Notes from the EDem10 — 4th International Conference on eDemocracy 2010, at the Danube-University Krems, and held in Krems, Austria, on May 6th and 7th, 2010. More notes on this event: edem10.
Open Access to Research: Changing researcher behaviour through university and funder mandates
Stevan Harnad, Université du Quebec à Montréal & University of Southampton
The common point between open access and democracy has a good example in Wikipedia’s outcome: though the mechanism of meritocracy is not that good. In Wikipedia, the criterion is not truth but notability. If everyone says that cows fly, this is what the Wikipedia will say, even if it is not true. We need some sort of mechanism, of metrics, to measure feedback. And open access can be a good base to that.
Open access means free, immediate, online access to the 2.5 million annual research articles that are published in all 25,000 peer-reviewed journals in all scholarly scientific disciplines.
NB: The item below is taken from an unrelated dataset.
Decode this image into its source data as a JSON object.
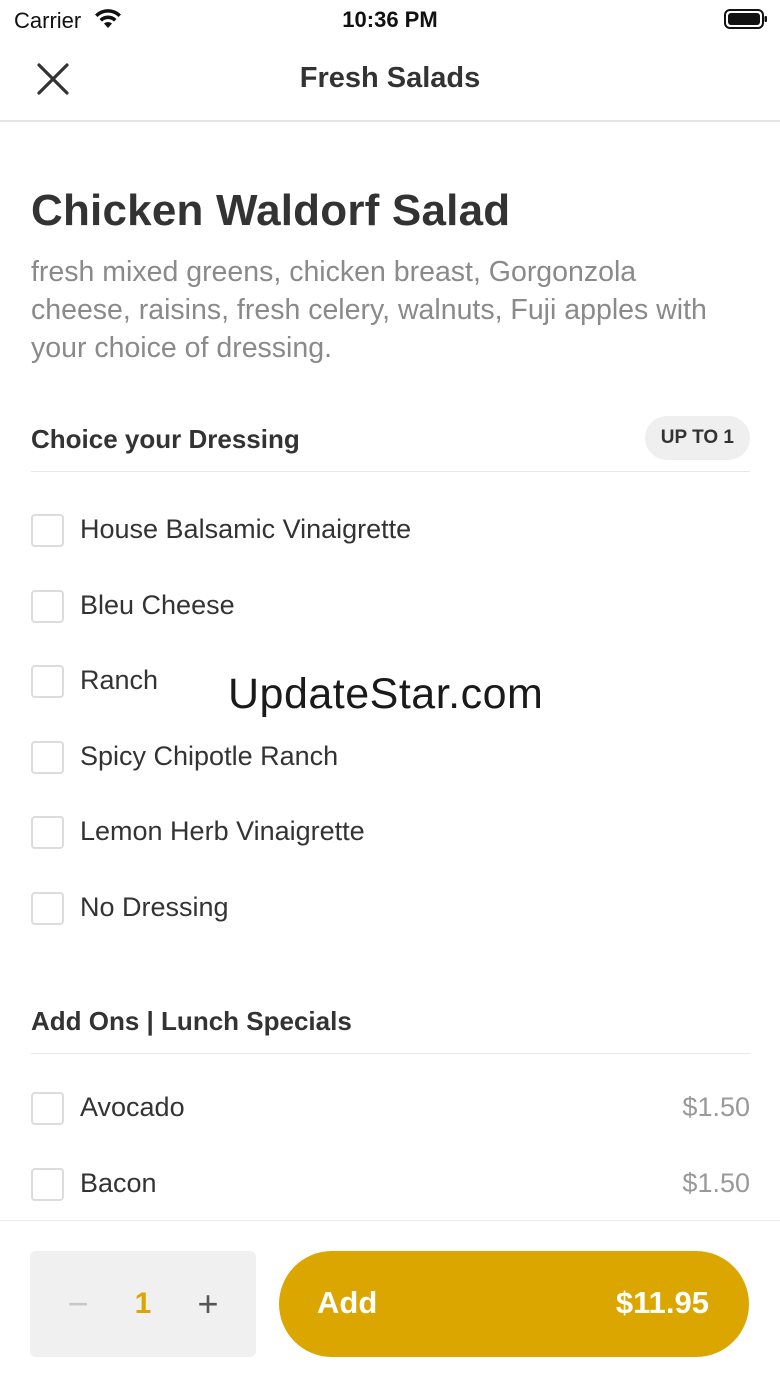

It is not about removing peer-review but, on the contrary, to bring access to scientific outcomes validated, legitimated, credited, certified by this peer-review system.
It is important to note that none of the authors of the 2.5 million articles wants money for their articles: it is attention and feedback they’re asking for. this is a radical difference from other authors that make a living from writing. And that is why open access focuses on scientific publications.
Other knowledge outputs as books, textbooks, magazine articles, newspaper articles, music, video, software, other “knowledge”, data, unrefereed preprints are just not a priority, because they are not peer-reviewed and because these are not all author give-aways, written only for usage and impact, or because the author’s choice to self-archive can only be encouraged, not required in all cases (the cases of data and preprints).
Two ways to provide open access.
- Green OA: once the article is accepted, the pre-print referee-accepted version is made open.
- Gold OA: open the published version, desirably the journal itself.
Reasons for open access: To maximise the uptake, usage, applications of a publication. Research open on the web has 25-50% more impact, and the better the article, the higher the impact of making that article open.
Surprisingly, despite the benefits still only a tiny fraction of researchers provide green access to their papers, and the only successful way so far has been mandates, mandates to provide green access enforced by funders and/or universities. Indeed, most researchers are for open access, but they just claim lack of time to do so, which means they would not oppose a mandate provided it came with the necessary resources to put it into practice.
Sample of candidate OA-era metrics: citations, CiteRank (like PageRank), co-citations, downloads, citations and downloads correlations, hub/authority index, chronometrics (latency, longevity), book index, endogamy/exogamy, links, tags, commentaries, journal impact factor, h-index (and variants), co-authorships, publication counts, number of publishing years, semiometrics (latent semantic indexing, text overlap, etc.), research funding, students, prizes, etc.
Q: what is then the future of journal publishing? A: for the time being, even in the areas where OA is higher, there has been no journal cancellations. Once everything is open access, many journals will have to change their business models, and only peer-review will remain: no archiving, no paper publishing, no online publishing, etc. And they will only need a small fraction of the money to be sustainable, and they’ll get if from funders, governments, universities, authors or whatever.
Brody et al. (2007) Incentivizing the Open Access Research Web: Publication-, Data-Archiving and Scientometrics. CTWatch Quarterly, 3(3).